However, Sorvig is also a smart man and he's well aware that faithfulness to its roots is essential to the ongoing success of the increasingly acclaimed Heartland. As such, there will always be a place for and an audience at Heartland for such inspiring, family friendly fare as Rally Caps. Rally Caps is the kind of feel-good, family fare that many Heartland audience members love and there's almost no doubt they'll love this little gem of a film having its world premiere right here in Indy at Heartland.
I've got to be honest. The Heartland International Film Festival is the ideal place for a film like Rally Caps to premiere. It definitely puts the heart in Heartland.
Rally Caps tells the story of young Jordy (Carson Minniear), a baseball player who has his dreams of pitching for a Little League travel team derailed by a devastating injury on the field. Initially reclusive and traumatized, Jordy goes to summer camp where he meets Lucas (Colten Pride), a young catcher who is deaf and dealing with his own issues having just a cochlear implant surgery. The two become friends and Jordy becomes inspired to confront his fears and return to the mound where the two will help lead their team in the camp's championship game.
While watching the film, I couldn't help but flash back to my childhood Sunday evenings watching the always inspiring and always feel good Disney "movie of the week." Rally Caps has a warm and sincere retro vibe that fits just right within the story adapted by director Lee Cipolla based upon the novel by Jodi Michelle Cutler and Stephen J. Cutler. The team deserves kudos for the authentic casting of young Colten Pride and relative newcomer Carson Minniear has the kind of "kid next door" presence that makes you think of a young Frankie Muniz. He's a charmer and that charm spreads throughout Rally Caps.
I've long adored the under-appreciated Amy Smart and have enjoyed seeing a bit of a resurgence for her lately in a variety of family and faith-based films. Smart has a warm, winning presence that makes her ideal here as Jordy's mother Nora and while she's not asked to do a whole lot here she adds a layer of emotional honesty that gives extra depth to the story.

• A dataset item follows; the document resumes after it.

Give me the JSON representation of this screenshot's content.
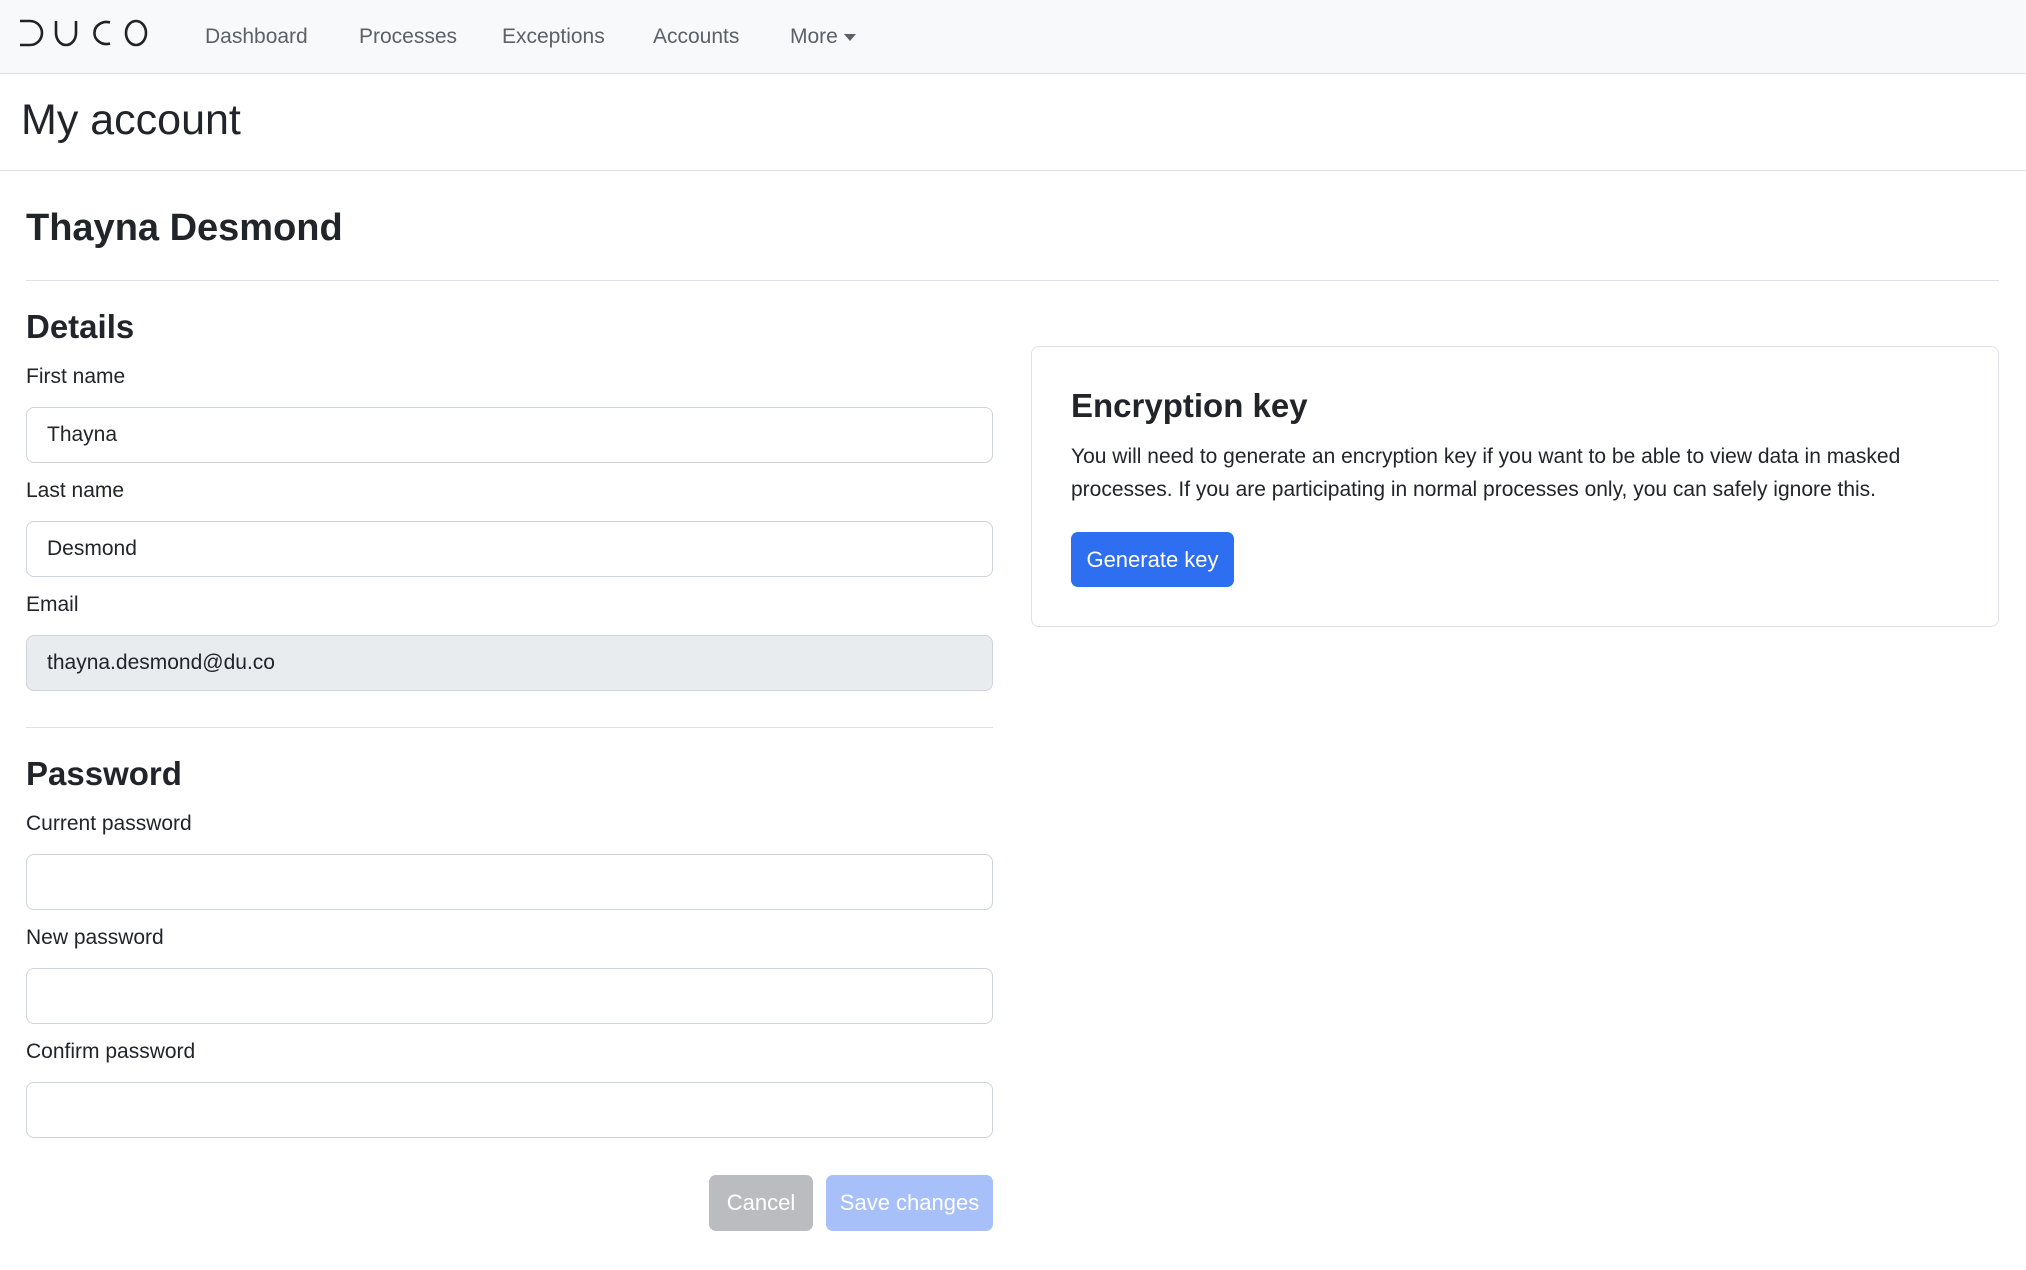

Oscar winner Judd Hirsch is here as Herb and like Smart he adds such a warmth and inviting presence that he instantly elevates the film every time he's on the screen. The now 87-year-old actor is garnering Oscar buzz for his work in Spielberg's The Fabelmans out later this year and I can't help but marvel at Hirsch's ability to still completely own the screen after all these years. He's an absolute joy here.
The film's ensemble cast has an almost Bad News Bears vibe to it with lots of heart and lots of humor. James Lowe is one of the film's absolute highlights as Coach Ballgame, a humorous mixture of goofball charm and heart that feels like a distant cousin to Bill Murray's character in Meatballs. Cathy Ladman and Casey Nelson also shine among a strong indie ensemble.
Rally Caps is the kind of indie motion picture that Heartland audiences love. It's got heart and humor and all the values that those of us who live in the heartland absolutely love and try to embody. This indie motion picture teaches universal lessons gently - empowering kids to have confidence in themselves, overcoming adversity, and truly believing that anything is possible among others. The authentic casting is a welcome presence - especially for this paraplegic/double amputee film journalist who knows that representation matters.
While Rally Caps isn't likely to be picking up golden statuettes this awards season, it's a poignant and entertaining film the entire family can enjoy and those who remember Heartland in its earliest days will absolutely enjoy.
Written by Richard Propes
The Independent Critic